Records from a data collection

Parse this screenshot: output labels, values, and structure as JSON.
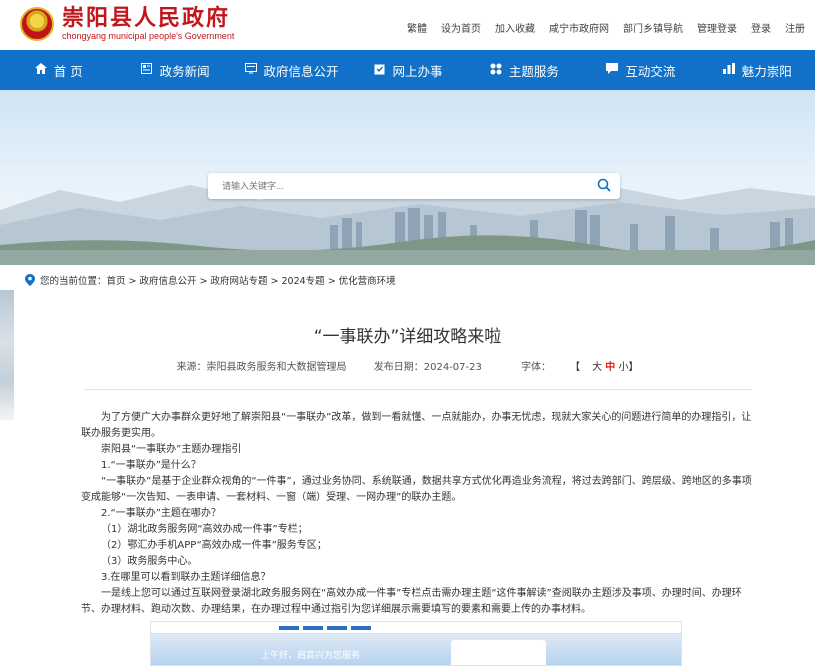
{
  "header": {
    "site_name": "崇阳县人民政府",
    "site_name_en": "chongyang municipal people's Government",
    "top_links": [
      "繁體",
      "设为首页",
      "加入收藏",
      "咸宁市政府网",
      "部门乡镇导航",
      "管理登录",
      "登录",
      "注册"
    ]
  },
  "nav": {
    "items": [
      {
        "label": "首 页",
        "icon": "home-icon"
      },
      {
        "label": "政务新闻",
        "icon": "newspaper-icon"
      },
      {
        "label": "政府信息公开",
        "icon": "monitor-icon"
      },
      {
        "label": "网上办事",
        "icon": "clipboard-icon"
      },
      {
        "label": "主题服务",
        "icon": "grid-icon"
      },
      {
        "label": "互动交流",
        "icon": "chat-icon"
      },
      {
        "label": "魅力崇阳",
        "icon": "chart-icon"
      }
    ]
  },
  "search": {
    "placeholder": "请输入关键字..."
  },
  "breadcrumb": {
    "text": "您的当前位置：首页 > 政府信息公开 > 政府网站专题 > 2024专题 > 优化营商环境"
  },
  "article": {
    "title": "“一事联办”详细攻略来啦",
    "source": "来源：崇阳县政务服务和大数据管理局",
    "date": "发布日期：2024-07-23",
    "font_label": "字体：",
    "font_open": "【",
    "font_big": "大",
    "font_mid": "中",
    "font_small": "小",
    "font_close": "】",
    "paragraphs": [
      "为了方便广大办事群众更好地了解崇阳县“一事联办”改革，做到一看就懂、一点就能办，办事无忧虑，现就大家关心的问题进行简单的办理指引，让联办服务更实用。",
      "崇阳县“一事联办”主题办理指引",
      "1.“一事联办”是什么？",
      "“一事联办”是基于企业群众视角的“一件事”，通过业务协同、系统联通，数据共享方式优化再造业务流程，将过去跨部门、跨层级、跨地区的多事项变成能够“一次告知、一表申请、一套材料、一窗（端）受理、一网办理”的联办主题。",
      "2.“一事联办”主题在哪办？",
      "（1）湖北政务服务网“高效办成一件事”专栏；",
      "（2）鄂汇办手机APP“高效办成一件事”服务专区；",
      "（3）政务服务中心。",
      "3.在哪里可以看到联办主题详细信息？",
      "一是线上您可以通过互联网登录湖北政务服务网在“高效办成一件事”专栏点击需办理主题“这件事解读”查阅联办主题涉及事项、办理时间、办理环节、办理材料、跑动次数、办理结果，在办理过程中通过指引为您详细展示需要填写的要素和需要上传的办事材料。"
    ],
    "image_slogan": "上午好，肩高兴为您服务"
  },
  "colors": {
    "nav_bg": "#1170c8",
    "brand_red": "#c2161b",
    "accent_red": "#e0201a"
  }
}
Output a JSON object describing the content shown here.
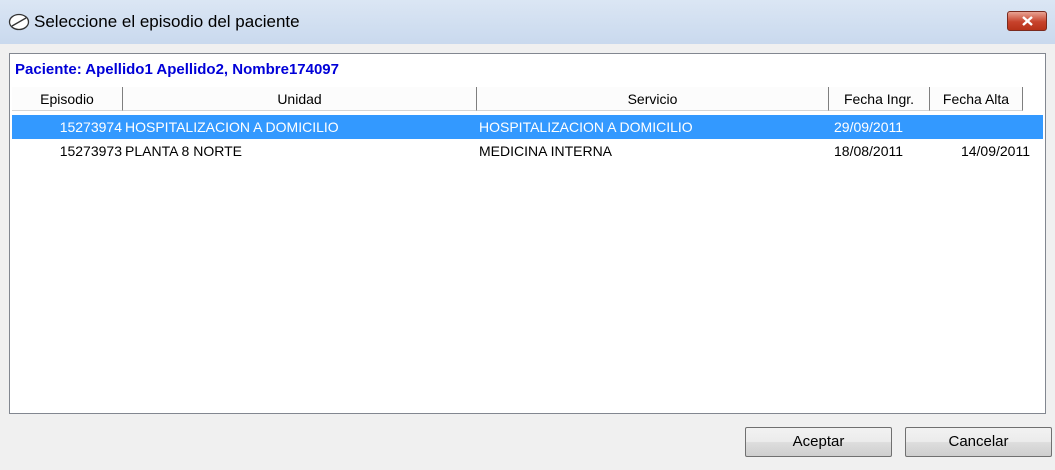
{
  "window": {
    "title": "Seleccione el episodio del paciente",
    "icon": "pill-icon",
    "close_icon": "close-icon"
  },
  "patient_label": "Paciente: Apellido1 Apellido2, Nombre174097",
  "table": {
    "columns": [
      "Episodio",
      "Unidad",
      "Servicio",
      "Fecha Ingr.",
      "Fecha Alta"
    ],
    "rows": [
      {
        "episodio": "15273974",
        "unidad": "HOSPITALIZACION A DOMICILIO",
        "servicio": "HOSPITALIZACION A DOMICILIO",
        "fecha_ingr": "29/09/2011",
        "fecha_alta": "",
        "selected": true
      },
      {
        "episodio": "15273973",
        "unidad": "PLANTA 8 NORTE",
        "servicio": "MEDICINA INTERNA",
        "fecha_ingr": "18/08/2011",
        "fecha_alta": "14/09/2011",
        "selected": false
      }
    ]
  },
  "buttons": {
    "accept": "Aceptar",
    "cancel": "Cancelar"
  },
  "colors": {
    "selection": "#3399ff",
    "patient_text": "#0000d8"
  }
}
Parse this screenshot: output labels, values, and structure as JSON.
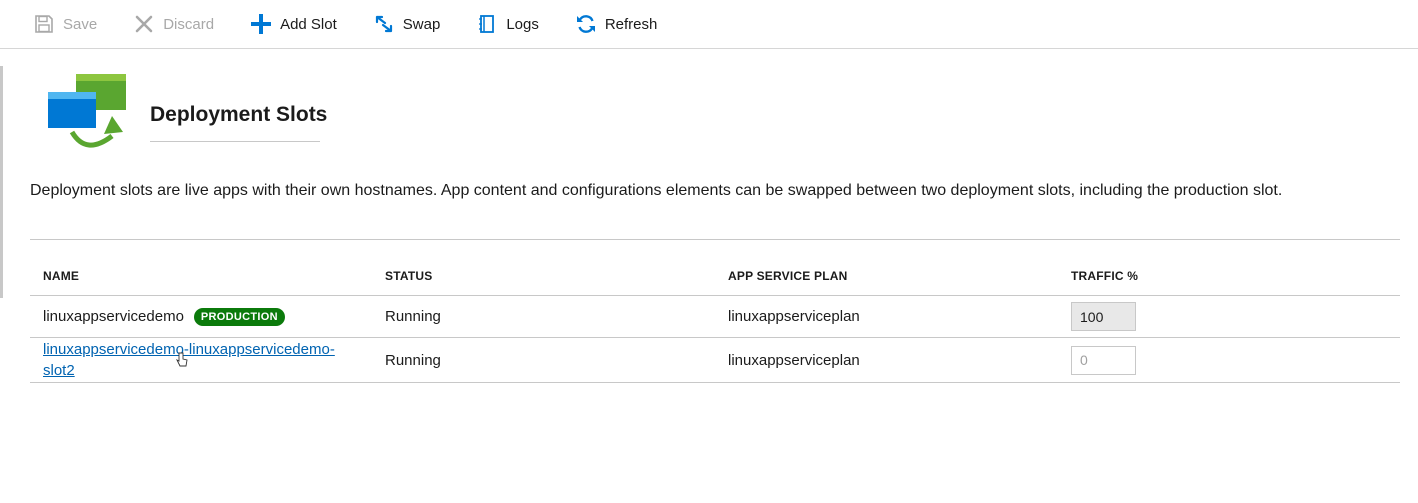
{
  "toolbar": {
    "save_label": "Save",
    "discard_label": "Discard",
    "add_slot_label": "Add Slot",
    "swap_label": "Swap",
    "logs_label": "Logs",
    "refresh_label": "Refresh"
  },
  "header": {
    "title": "Deployment Slots",
    "icon": "deployment-slots-icon"
  },
  "description": "Deployment slots are live apps with their own hostnames. App content and configurations elements can be swapped between two deployment slots, including the production slot.",
  "table": {
    "columns": [
      "NAME",
      "STATUS",
      "APP SERVICE PLAN",
      "TRAFFIC %"
    ],
    "rows": [
      {
        "name": "linuxappservicedemo",
        "badge": "PRODUCTION",
        "status": "Running",
        "plan": "linuxappserviceplan",
        "traffic": "100"
      },
      {
        "name": "linuxappservicedemo-linuxappservicedemo-slot2",
        "status": "Running",
        "plan": "linuxappserviceplan",
        "traffic_placeholder": "0"
      }
    ]
  },
  "colors": {
    "accent": "#0063b1",
    "badge_bg": "#0b7a0b",
    "disabled_text": "#a8a8a8",
    "icon_blue": "#0078d4",
    "icon_green": "#5aa630"
  }
}
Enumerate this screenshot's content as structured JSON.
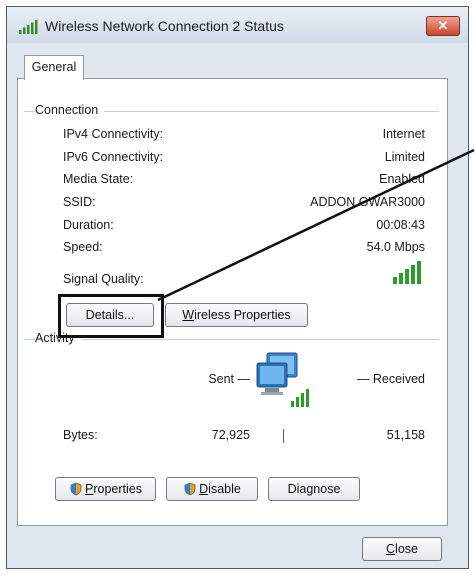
{
  "window": {
    "title": "Wireless Network Connection 2 Status",
    "close_glyph": "✕"
  },
  "tabs": [
    "General"
  ],
  "connection": {
    "section_label": "Connection",
    "rows": [
      {
        "label": "IPv4 Connectivity:",
        "value": "Internet"
      },
      {
        "label": "IPv6 Connectivity:",
        "value": "Limited"
      },
      {
        "label": "Media State:",
        "value": "Enabled"
      },
      {
        "label": "SSID:",
        "value": "ADDON GWAR3000"
      },
      {
        "label": "Duration:",
        "value": "00:08:43"
      },
      {
        "label": "Speed:",
        "value": "54.0 Mbps"
      }
    ],
    "signal_label": "Signal Quality:",
    "signal_bars": 5,
    "buttons": {
      "details": "Details...",
      "wireless_properties_prefix": "",
      "wireless_properties_mnemonic": "W",
      "wireless_properties_rest": "ireless Properties"
    }
  },
  "activity": {
    "section_label": "Activity",
    "sent_label": "Sent —",
    "received_label": "— Received",
    "bytes_label": "Bytes:",
    "bytes_sent": "72,925",
    "bytes_received": "51,158"
  },
  "bottom_buttons": {
    "properties_mnemonic": "P",
    "properties_rest": "roperties",
    "disable_mnemonic": "D",
    "disable_rest": "isable",
    "diagnose_prefix": "Dia",
    "diagnose_mnemonic": "g",
    "diagnose_rest": "nose"
  },
  "close_button": {
    "mnemonic": "C",
    "rest": "lose"
  },
  "colors": {
    "signal_green": "#2e9a2e",
    "network_blue": "#2f7fd0"
  }
}
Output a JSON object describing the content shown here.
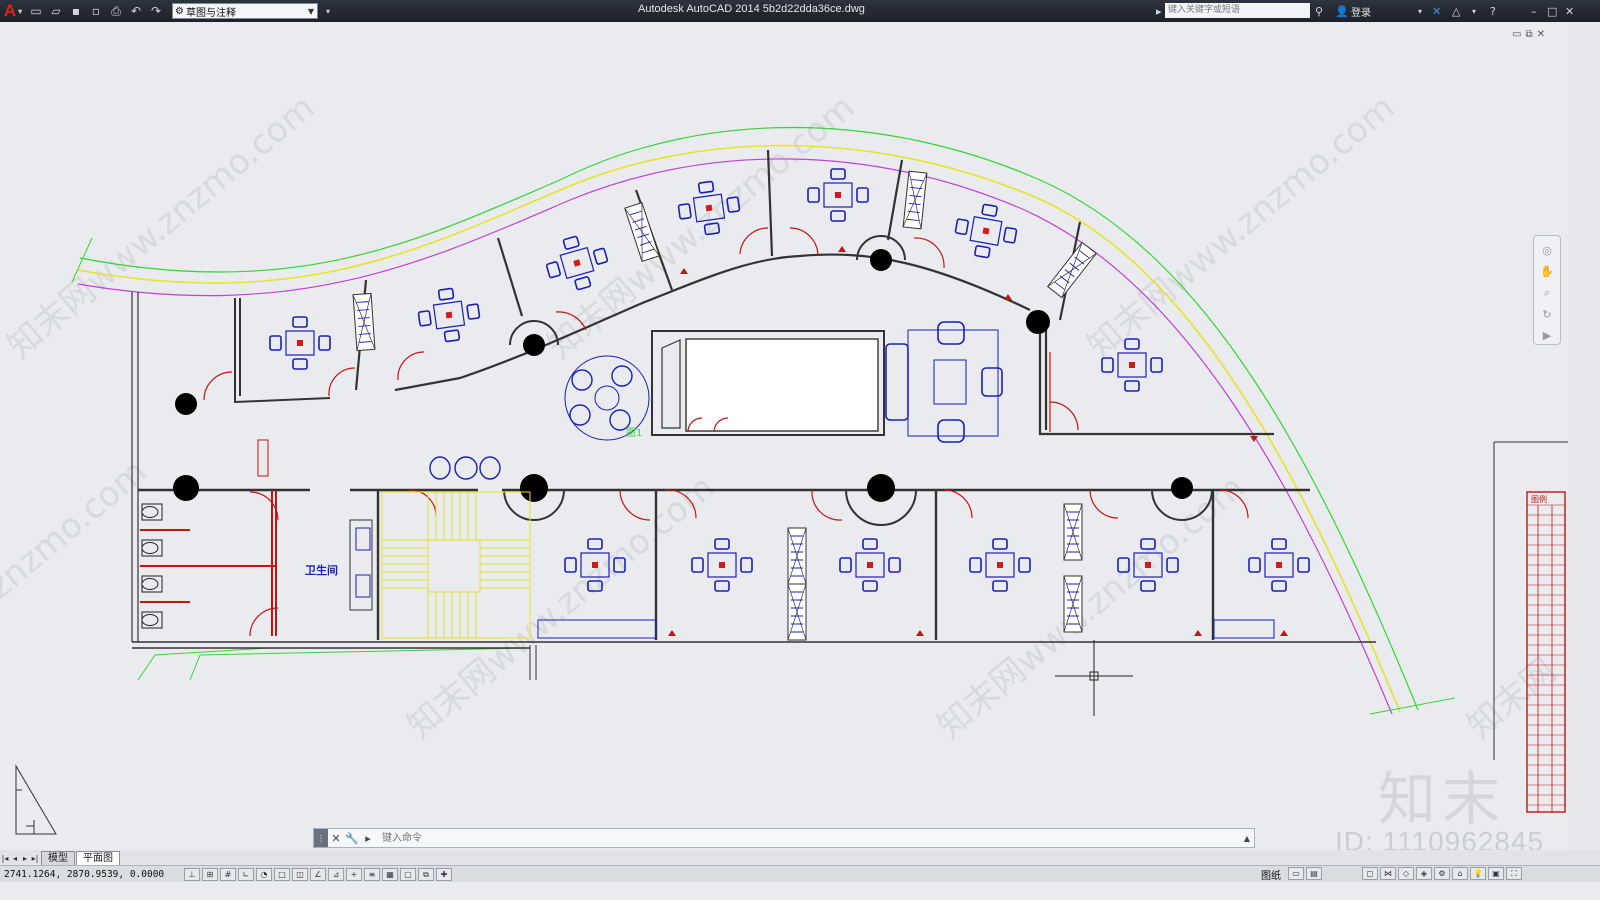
{
  "app": {
    "title": "Autodesk AutoCAD 2014    5b2d22dda36ce.dwg",
    "logo_letter": "A"
  },
  "quick_access": {
    "icons": [
      "new-icon",
      "open-icon",
      "save-icon",
      "saveas-icon",
      "print-icon",
      "undo-icon",
      "redo-icon"
    ],
    "workspace": "草图与注释"
  },
  "search": {
    "placeholder": "键入关键字或短语"
  },
  "account": {
    "login_label": "登录"
  },
  "drawing": {
    "room_label": "卫生间",
    "watermark_text": "znzmo.com",
    "watermark_cn": "知末网",
    "colors": {
      "wall": "#333333",
      "furniture": "#1b1fb5",
      "door": "#c41414",
      "stair": "#e8e22c",
      "site": "#35d435",
      "curb": "#c43fd6"
    },
    "legend_title": "图例"
  },
  "command": {
    "placeholder": "键入命令"
  },
  "layout_tabs": [
    {
      "label": "模型"
    },
    {
      "label": "平面图"
    }
  ],
  "status": {
    "coordinates": "2741.1264, 2870.9539, 0.0000",
    "paper_label": "图纸"
  },
  "watermark": {
    "brand": "知末",
    "id": "ID: 1110962845"
  }
}
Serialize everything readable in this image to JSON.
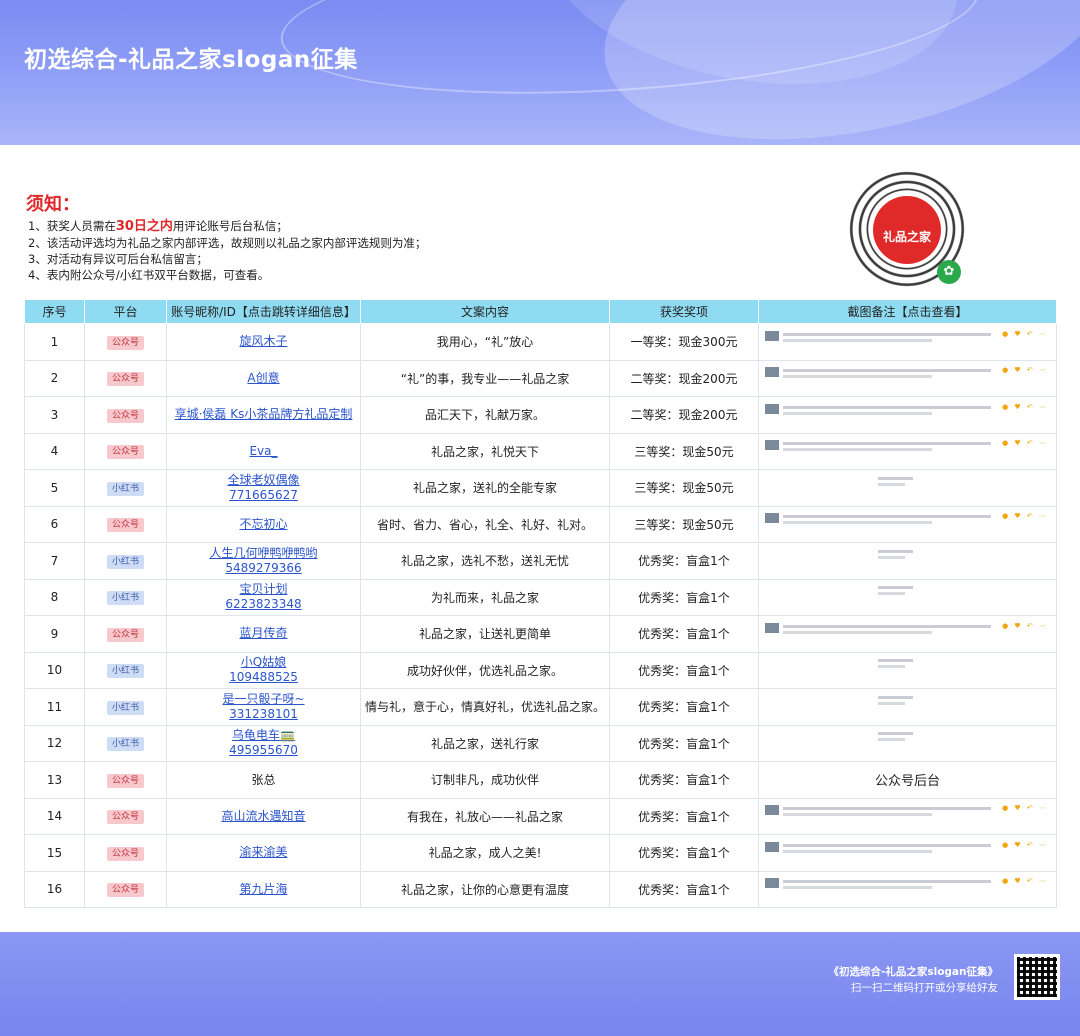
{
  "page": {
    "title": "初选综合-礼品之家slogan征集"
  },
  "notice": {
    "title": "须知：",
    "line1_pre": "1、获奖人员需在",
    "line1_highlight": "30日之内",
    "line1_post": "用评论账号后台私信；",
    "line2": "2、该活动评选均为礼品之家内部评选，故规则以礼品之家内部评选规则为准；",
    "line3": "3、对活动有异议可后台私信留言；",
    "line4": "4、表内附公众号/小红书双平台数据，可查看。",
    "qr_logo_text": "礼品之家"
  },
  "table": {
    "headers": [
      "序号",
      "平台",
      "账号昵称/ID【点击跳转详细信息】",
      "文案内容",
      "获奖奖项",
      "截图备注【点击查看】"
    ],
    "rows": [
      {
        "no": "1",
        "platform": "公众号",
        "acct": "旋风木子",
        "acct_id": "",
        "text": "我用心，“礼”放心",
        "prize": "一等奖：现金300元",
        "note": ""
      },
      {
        "no": "2",
        "platform": "公众号",
        "acct": "A创意",
        "acct_id": "",
        "text": "“礼”的事，我专业——礼品之家",
        "prize": "二等奖：现金200元",
        "note": ""
      },
      {
        "no": "3",
        "platform": "公众号",
        "acct": "享城·侯磊 Ks小茶品牌方礼品定制",
        "acct_id": "",
        "text": "品汇天下，礼献万家。",
        "prize": "二等奖：现金200元",
        "note": ""
      },
      {
        "no": "4",
        "platform": "公众号",
        "acct": "Eva_",
        "acct_id": "",
        "text": "礼品之家，礼悦天下",
        "prize": "三等奖：现金50元",
        "note": ""
      },
      {
        "no": "5",
        "platform": "小红书",
        "acct": "全球老奴偶像",
        "acct_id": "771665627",
        "text": "礼品之家，送礼的全能专家",
        "prize": "三等奖：现金50元",
        "note": ""
      },
      {
        "no": "6",
        "platform": "公众号",
        "acct": "不忘初心",
        "acct_id": "",
        "text": "省时、省力、省心，礼全、礼好、礼对。",
        "prize": "三等奖：现金50元",
        "note": ""
      },
      {
        "no": "7",
        "platform": "小红书",
        "acct": "人生几何咿鸭咿鸭哟",
        "acct_id": "5489279366",
        "text": "礼品之家，选礼不愁，送礼无忧",
        "prize": "优秀奖：盲盒1个",
        "note": ""
      },
      {
        "no": "8",
        "platform": "小红书",
        "acct": "宝贝计划",
        "acct_id": "6223823348",
        "text": "为礼而来，礼品之家",
        "prize": "优秀奖：盲盒1个",
        "note": ""
      },
      {
        "no": "9",
        "platform": "公众号",
        "acct": "蓝月传奇",
        "acct_id": "",
        "text": "礼品之家，让送礼更简单",
        "prize": "优秀奖：盲盒1个",
        "note": ""
      },
      {
        "no": "10",
        "platform": "小红书",
        "acct": "小Q姑娘",
        "acct_id": "109488525",
        "text": "成功好伙伴，优选礼品之家。",
        "prize": "优秀奖：盲盒1个",
        "note": ""
      },
      {
        "no": "11",
        "platform": "小红书",
        "acct": "是一只骰子呀~",
        "acct_id": "331238101",
        "text": "情与礼，意于心，情真好礼，优选礼品之家。",
        "prize": "优秀奖：盲盒1个",
        "note": ""
      },
      {
        "no": "12",
        "platform": "小红书",
        "acct": "乌龟电车🚃",
        "acct_id": "495955670",
        "text": "礼品之家，送礼行家",
        "prize": "优秀奖：盲盒1个",
        "note": ""
      },
      {
        "no": "13",
        "platform": "公众号",
        "acct": "张总",
        "acct_id": "",
        "text": "订制非凡，成功伙伴",
        "prize": "优秀奖：盲盒1个",
        "note": "公众号后台"
      },
      {
        "no": "14",
        "platform": "公众号",
        "acct": "高山流水遇知音",
        "acct_id": "",
        "text": "有我在，礼放心——礼品之家",
        "prize": "优秀奖：盲盒1个",
        "note": ""
      },
      {
        "no": "15",
        "platform": "公众号",
        "acct": "渝来渝美",
        "acct_id": "",
        "text": "礼品之家，成人之美!",
        "prize": "优秀奖：盲盒1个",
        "note": ""
      },
      {
        "no": "16",
        "platform": "公众号",
        "acct": "第九片海",
        "acct_id": "",
        "text": "礼品之家，让你的心意更有温度",
        "prize": "优秀奖：盲盒1个",
        "note": ""
      }
    ]
  },
  "footer": {
    "title": "《初选综合-礼品之家slogan征集》",
    "subtitle": "扫一扫二维码打开或分享给好友"
  },
  "colors": {
    "header": "#8d9cf6",
    "table_header": "#8fdcf2",
    "accent_red": "#e0272a",
    "link": "#2b55cc",
    "badge_gzh": "#f7c8cc",
    "badge_xhs": "#cfdcf5"
  }
}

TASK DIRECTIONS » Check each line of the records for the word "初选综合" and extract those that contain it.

ANSWER SECTION »
    "title": "初选综合-礼品之家slogan征集"
    "title": "《初选综合-礼品之家slogan征集》",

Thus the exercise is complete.